George Elbridge Whiting (1840–1923).png
George Elbridge Whiting

(1840-09-14)September 14, 1840
Holliston, Massachusetts
DiedOctober 14, 1923(1923-10-14) (aged 83)
Boston, Massachusetts
Helen Aldrich
(m. 1867)
Signature of George Elbridge Whiting (1840–1923).png

George Elbridge Whiting (September 14, 1840 – October 14, 1923) was an American composer of classical music.

Early life and career[edit]

George Whiting was born in Holliston, Massachusetts on September 14, 1840.[1] He founded the Beethoven Society in Hartford, Connecticut when he was fifteen years old. He moved to Boston, Massachusetts in 1862 and later to New York City. Whiting was a student of George Washbourne Morgan. He went to Liverpool, England, and studied with William Thomas Best.[1] He later studied in Berlin with Carl August Haupt (harmony), Robert Radecke (orchestration), and others.

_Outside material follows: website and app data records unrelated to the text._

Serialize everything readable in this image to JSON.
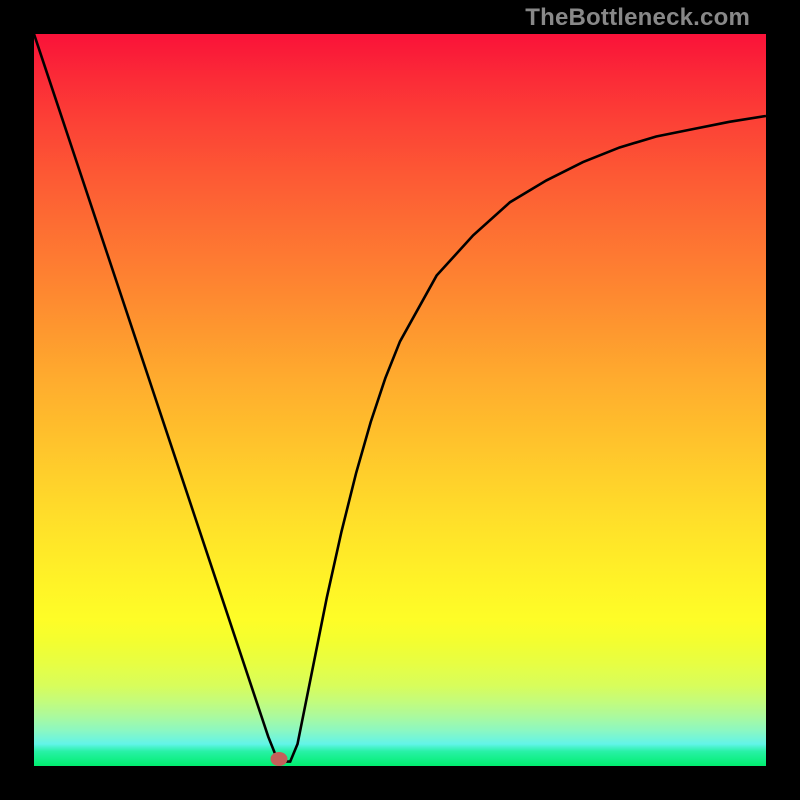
{
  "watermark": "TheBottleneck.com",
  "marker": {
    "x_pct": 33.5,
    "y_pct": 99.0
  },
  "chart_data": {
    "type": "line",
    "title": "",
    "xlabel": "",
    "ylabel": "",
    "xlim": [
      0,
      100
    ],
    "ylim": [
      0,
      100
    ],
    "background_gradient": {
      "orientation": "vertical",
      "top_color": "#fa1239",
      "bottom_color": "#00ee6f",
      "note": "worst (red) at top to best (green) at bottom"
    },
    "series": [
      {
        "name": "bottleneck-curve",
        "x": [
          0,
          2,
          4,
          6,
          8,
          10,
          12,
          14,
          16,
          18,
          20,
          22,
          24,
          26,
          28,
          30,
          31,
          32,
          33,
          34,
          35,
          36,
          38,
          40,
          42,
          44,
          46,
          48,
          50,
          55,
          60,
          65,
          70,
          75,
          80,
          85,
          90,
          95,
          100
        ],
        "y": [
          100,
          94,
          88,
          82,
          76,
          70,
          64,
          58,
          52,
          46,
          40,
          34,
          28,
          22,
          16,
          10,
          7,
          4,
          1.5,
          0.6,
          0.6,
          3,
          13,
          23,
          32,
          40,
          47,
          53,
          58,
          67,
          72.5,
          77,
          80,
          82.5,
          84.5,
          86,
          87,
          88,
          88.8
        ]
      }
    ],
    "marker_point": {
      "x": 33.5,
      "y": 0.8,
      "color": "#c4605a"
    },
    "colors": {
      "curve": "#000000",
      "frame": "#000000"
    }
  }
}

Whiting worked in various positions in Albany, New York and Boston. He succeeded John Henry Willcox as organist and choir master at the Church of the Immaculate Conception on the south side of Boston, where he composed his masses in C minor, F minor, and E♭ major.

He married Helen Aldrich on April 30, 1867, and they had one child.[1]

In 1874, Whiting became organist of the Music Hall in Boston, Massachusetts. In 1878 he went to the Music Hall in Cincinnati, Ohio. During the 1870s he also taught organ to his nephew, composer Arthur Whiting.[2]

Whiting was also for a time head of the organ department in the New England Conservatory. Among his pupils was Henry Morton Dunham.[3]


Whiting died in Jamaica Plain, Boston on October 14, 1923.[4]

Musical works[edit]

His compositions include:

  • Mass in C minor (1872)
  • Mass in F minor (1874)
  • Mass in F minor (undated)
  • Dream Pictures (1874)
  • The Tale of the Viking (1878 cantata)
  • Leonora (1893 opera)
  • Henry of Navarre (cantata)
  • March of the Monks of Bangor (cantata)
  • some pieces for orchestra
  • several songs
  • music for organ
  • music for piano

He wrote several published texts, including:

  • The Organist (Boston, 1870)
  • The First Six Months on the Organ (Boston, 1871)


  1. ^ a b c The National Cyclopaedia of American Biography. VIII. James T. White & Company. 1924. p. 446. Retrieved January 27, 2021 – via Google Books.
  2. ^ "Arthur B. Whiting (1861-1936)," Performing Arts Encyclopedia, Library of Congress. Accessed March 21, 2016.
  3. ^ Elson, Louis Charles (1915). The History of American Music, revised edition. New York: The Macmillan Company. p. 267.
  4. ^ "Geo. E. Whiting, Organist, Dead". The Boston Globe. October 15, 1923. p. 13. Retrieved January 27, 2021 – via

External links[edit]